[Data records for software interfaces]
>>>

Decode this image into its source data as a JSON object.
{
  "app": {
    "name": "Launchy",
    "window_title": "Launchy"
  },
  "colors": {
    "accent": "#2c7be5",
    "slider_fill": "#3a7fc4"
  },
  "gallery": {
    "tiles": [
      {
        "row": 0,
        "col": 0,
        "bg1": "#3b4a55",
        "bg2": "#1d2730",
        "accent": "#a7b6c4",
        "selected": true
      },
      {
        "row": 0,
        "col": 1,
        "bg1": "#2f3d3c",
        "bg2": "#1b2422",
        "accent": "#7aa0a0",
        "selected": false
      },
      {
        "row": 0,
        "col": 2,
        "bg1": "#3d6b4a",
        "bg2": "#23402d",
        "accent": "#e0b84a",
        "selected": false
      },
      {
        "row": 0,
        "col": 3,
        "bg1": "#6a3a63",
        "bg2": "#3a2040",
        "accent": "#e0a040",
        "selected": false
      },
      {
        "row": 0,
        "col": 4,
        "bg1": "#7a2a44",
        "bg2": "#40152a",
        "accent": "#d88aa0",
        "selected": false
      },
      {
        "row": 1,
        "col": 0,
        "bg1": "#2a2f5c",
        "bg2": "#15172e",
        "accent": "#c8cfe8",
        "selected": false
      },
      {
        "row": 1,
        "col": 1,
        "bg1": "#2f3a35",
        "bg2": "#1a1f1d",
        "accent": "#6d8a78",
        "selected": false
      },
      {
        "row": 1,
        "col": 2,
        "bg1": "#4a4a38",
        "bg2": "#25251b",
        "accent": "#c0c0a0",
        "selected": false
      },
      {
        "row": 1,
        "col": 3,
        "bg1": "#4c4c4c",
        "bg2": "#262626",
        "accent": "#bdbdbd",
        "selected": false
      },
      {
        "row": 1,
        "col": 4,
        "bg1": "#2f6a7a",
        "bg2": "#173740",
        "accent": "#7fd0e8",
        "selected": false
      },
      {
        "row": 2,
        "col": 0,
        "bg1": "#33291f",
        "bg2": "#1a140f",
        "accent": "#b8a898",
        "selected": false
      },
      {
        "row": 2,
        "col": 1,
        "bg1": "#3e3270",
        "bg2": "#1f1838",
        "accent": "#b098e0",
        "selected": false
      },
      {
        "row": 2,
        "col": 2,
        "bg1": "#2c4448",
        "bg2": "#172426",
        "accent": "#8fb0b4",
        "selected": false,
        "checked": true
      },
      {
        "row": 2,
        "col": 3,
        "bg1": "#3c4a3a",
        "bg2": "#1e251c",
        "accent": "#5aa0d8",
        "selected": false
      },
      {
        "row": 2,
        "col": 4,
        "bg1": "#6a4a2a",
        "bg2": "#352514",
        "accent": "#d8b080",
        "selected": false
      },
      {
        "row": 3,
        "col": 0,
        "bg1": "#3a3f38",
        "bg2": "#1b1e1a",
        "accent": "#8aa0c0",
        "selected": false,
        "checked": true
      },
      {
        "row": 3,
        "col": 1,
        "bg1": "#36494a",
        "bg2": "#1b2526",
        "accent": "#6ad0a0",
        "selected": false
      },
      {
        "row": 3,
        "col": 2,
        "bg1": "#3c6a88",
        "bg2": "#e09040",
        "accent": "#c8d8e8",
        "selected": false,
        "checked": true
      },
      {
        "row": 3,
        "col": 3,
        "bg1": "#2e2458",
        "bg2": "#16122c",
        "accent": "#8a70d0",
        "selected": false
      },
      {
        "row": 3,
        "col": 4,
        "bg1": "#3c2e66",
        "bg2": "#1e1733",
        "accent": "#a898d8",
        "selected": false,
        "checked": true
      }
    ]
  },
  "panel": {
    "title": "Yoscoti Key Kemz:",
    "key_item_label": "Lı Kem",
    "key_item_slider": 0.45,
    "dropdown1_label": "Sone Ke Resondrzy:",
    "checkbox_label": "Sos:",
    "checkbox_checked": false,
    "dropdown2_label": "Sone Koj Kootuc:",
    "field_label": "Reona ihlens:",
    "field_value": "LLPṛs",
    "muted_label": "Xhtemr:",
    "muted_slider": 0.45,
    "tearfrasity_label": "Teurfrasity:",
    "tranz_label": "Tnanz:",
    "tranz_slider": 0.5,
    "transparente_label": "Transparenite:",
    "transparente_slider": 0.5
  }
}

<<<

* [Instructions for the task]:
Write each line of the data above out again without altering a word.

* [Answer section]:
Decode this image into its source data as a JSON object.
{
  "app": {
    "name": "Launchy",
    "window_title": "Launchy"
  },
  "colors": {
    "accent": "#2c7be5",
    "slider_fill": "#3a7fc4"
  },
  "gallery": {
    "tiles": [
      {
        "row": 0,
        "col": 0,
        "bg1": "#3b4a55",
        "bg2": "#1d2730",
        "accent": "#a7b6c4",
        "selected": true
      },
      {
        "row": 0,
        "col": 1,
        "bg1": "#2f3d3c",
        "bg2": "#1b2422",
        "accent": "#7aa0a0",
        "selected": false
      },
      {
        "row": 0,
        "col": 2,
        "bg1": "#3d6b4a",
        "bg2": "#23402d",
        "accent": "#e0b84a",
        "selected": false
      },
      {
        "row": 0,
        "col": 3,
        "bg1": "#6a3a63",
        "bg2": "#3a2040",
        "accent": "#e0a040",
        "selected": false
      },
      {
        "row": 0,
        "col": 4,
        "bg1": "#7a2a44",
        "bg2": "#40152a",
        "accent": "#d88aa0",
        "selected": false
      },
      {
        "row": 1,
        "col": 0,
        "bg1": "#2a2f5c",
        "bg2": "#15172e",
        "accent": "#c8cfe8",
        "selected": false
      },
      {
        "row": 1,
        "col": 1,
        "bg1": "#2f3a35",
        "bg2": "#1a1f1d",
        "accent": "#6d8a78",
        "selected": false
      },
      {
        "row": 1,
        "col": 2,
        "bg1": "#4a4a38",
        "bg2": "#25251b",
        "accent": "#c0c0a0",
        "selected": false
      },
      {
        "row": 1,
        "col": 3,
        "bg1": "#4c4c4c",
        "bg2": "#262626",
        "accent": "#bdbdbd",
        "selected": false
      },
      {
        "row": 1,
        "col": 4,
        "bg1": "#2f6a7a",
        "bg2": "#173740",
        "accent": "#7fd0e8",
        "selected": false
      },
      {
        "row": 2,
        "col": 0,
        "bg1": "#33291f",
        "bg2": "#1a140f",
        "accent": "#b8a898",
        "selected": false
      },
      {
        "row": 2,
        "col": 1,
        "bg1": "#3e3270",
        "bg2": "#1f1838",
        "accent": "#b098e0",
        "selected": false
      },
      {
        "row": 2,
        "col": 2,
        "bg1": "#2c4448",
        "bg2": "#172426",
        "accent": "#8fb0b4",
        "selected": false,
        "checked": true
      },
      {
        "row": 2,
        "col": 3,
        "bg1": "#3c4a3a",
        "bg2": "#1e251c",
        "accent": "#5aa0d8",
        "selected": false
      },
      {
        "row": 2,
        "col": 4,
        "bg1": "#6a4a2a",
        "bg2": "#352514",
        "accent": "#d8b080",
        "selected": false
      },
      {
        "row": 3,
        "col": 0,
        "bg1": "#3a3f38",
        "bg2": "#1b1e1a",
        "accent": "#8aa0c0",
        "selected": false,
        "checked": true
      },
      {
        "row": 3,
        "col": 1,
        "bg1": "#36494a",
        "bg2": "#1b2526",
        "accent": "#6ad0a0",
        "selected": false
      },
      {
        "row": 3,
        "col": 2,
        "bg1": "#3c6a88",
        "bg2": "#e09040",
        "accent": "#c8d8e8",
        "selected": false,
        "checked": true
      },
      {
        "row": 3,
        "col": 3,
        "bg1": "#2e2458",
        "bg2": "#16122c",
        "accent": "#8a70d0",
        "selected": false
      },
      {
        "row": 3,
        "col": 4,
        "bg1": "#3c2e66",
        "bg2": "#1e1733",
        "accent": "#a898d8",
        "selected": false,
        "checked": true
      }
    ]
  },
  "panel": {
    "title": "Yoscoti Key Kemz:",
    "key_item_label": "Lı Kem",
    "key_item_slider": 0.45,
    "dropdown1_label": "Sone Ke Resondrzy:",
    "checkbox_label": "Sos:",
    "checkbox_checked": false,
    "dropdown2_label": "Sone Koj Kootuc:",
    "field_label": "Reona ihlens:",
    "field_value": "LLPṛs",
    "muted_label": "Xhtemr:",
    "muted_slider": 0.45,
    "tearfrasity_label": "Teurfrasity:",
    "tranz_label": "Tnanz:",
    "tranz_slider": 0.5,
    "transparente_label": "Transparenite:",
    "transparente_slider": 0.5
  }
}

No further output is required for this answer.